    Taek Joo Woo | 2020, 26(2) | pp.272~297 | number of Cited : 1
    Abstract PDF

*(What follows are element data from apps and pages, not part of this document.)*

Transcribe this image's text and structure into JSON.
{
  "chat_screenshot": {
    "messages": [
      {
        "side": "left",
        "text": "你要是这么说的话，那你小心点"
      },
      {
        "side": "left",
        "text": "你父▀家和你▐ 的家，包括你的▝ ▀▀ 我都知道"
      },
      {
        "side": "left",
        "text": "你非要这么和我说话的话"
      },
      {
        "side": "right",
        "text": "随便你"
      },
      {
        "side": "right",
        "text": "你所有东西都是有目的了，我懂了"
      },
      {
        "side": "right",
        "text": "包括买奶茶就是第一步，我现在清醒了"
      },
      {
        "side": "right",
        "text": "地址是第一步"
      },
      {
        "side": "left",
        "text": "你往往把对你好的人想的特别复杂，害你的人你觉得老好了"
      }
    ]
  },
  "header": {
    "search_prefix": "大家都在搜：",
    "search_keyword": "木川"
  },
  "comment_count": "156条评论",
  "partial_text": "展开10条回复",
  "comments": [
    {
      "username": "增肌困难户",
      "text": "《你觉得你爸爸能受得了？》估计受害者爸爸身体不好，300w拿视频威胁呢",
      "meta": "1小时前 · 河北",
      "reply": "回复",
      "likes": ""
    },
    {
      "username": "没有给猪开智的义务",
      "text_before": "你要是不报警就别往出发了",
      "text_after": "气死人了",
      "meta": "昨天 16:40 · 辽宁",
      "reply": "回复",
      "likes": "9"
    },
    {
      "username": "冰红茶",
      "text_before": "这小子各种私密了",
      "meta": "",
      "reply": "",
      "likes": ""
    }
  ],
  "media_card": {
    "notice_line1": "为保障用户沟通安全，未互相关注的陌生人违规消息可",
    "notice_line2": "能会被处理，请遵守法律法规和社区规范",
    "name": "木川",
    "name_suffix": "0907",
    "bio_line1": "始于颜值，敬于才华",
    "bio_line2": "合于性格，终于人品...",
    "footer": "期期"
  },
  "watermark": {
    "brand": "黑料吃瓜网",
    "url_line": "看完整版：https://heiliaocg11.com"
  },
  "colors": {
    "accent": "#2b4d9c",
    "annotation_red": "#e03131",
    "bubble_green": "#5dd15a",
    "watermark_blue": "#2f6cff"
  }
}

    The purpose of this study is to attempt a new approach to the multicultural phenomenon in Korea, not seeking a new solution. This arose from critiques on the previous studies on the issue under consideration. They illustrate insufficient exegesis on the words like ger and nokri, as well as on narratives of immigrating people, the lack of understanding the ancient society, and inadequate application of the modern concept to the ancient society. To complement such drawback, this study explores three dimensions of the Old Testament, that is, literary, historical and theological one with regard to the multicultural phenomenon. Literary and historical dimensions of the Old Testament on this issue share the point that the multicultural phenomenon is embraced under the condition of confessing Yahwism. Ruth is a representative case and Job is understood as a discourse on Yahwism in the multicultural society. And a history of ancient Israel illustrates a spectrum from acceptance to rejection to this phenomenon. Israelites were the descendants of Abraham who came from Chaldea in Mesopotamia; Joseph were married with an Egyptian, and Moses, with a Midianite woman. The Exodus group did not expell the Canaanites completely and coexisted with them. David the king of the united kingdom managed the foreign mercenary; Solomon married with foreign women; Ahab married with Jezebel, a Phoenician princess. In the colonial period, however, Ezra and Nehemiah reformed Yehudites by prohibiting the intermarriage. For it threatened the identity of Yehudites as Yahweh believing community. Theological dimension focuses on exploring how two Hebrew terms, ger and nokri of the Deuteronomic code are treated. Dates of the legal codes show that certain political and military conflicts caused the people to move to safer places, but it is also considered as a generic trend in agrarian society. The Deuteronomic code suggests that ger as the societal weak are to be taken care of, while nokri as affluent people from outside are to be socially distanced from the natives. In sum, the Old Testament teaches that the societal weak are to be taken care of under the condition that they do not threaten Yahwism. To discuss the multicultural phenomenon is related with how to keep our identity. The more the outsiders in the society, the more fear grows. But the Old Testament teaches the faith community to provide care and support to the societal weak, for instance, like the Yehmenite refugees arrived at the Jeju Island in 2018, as far as they do not threaten Christian faith and our identity.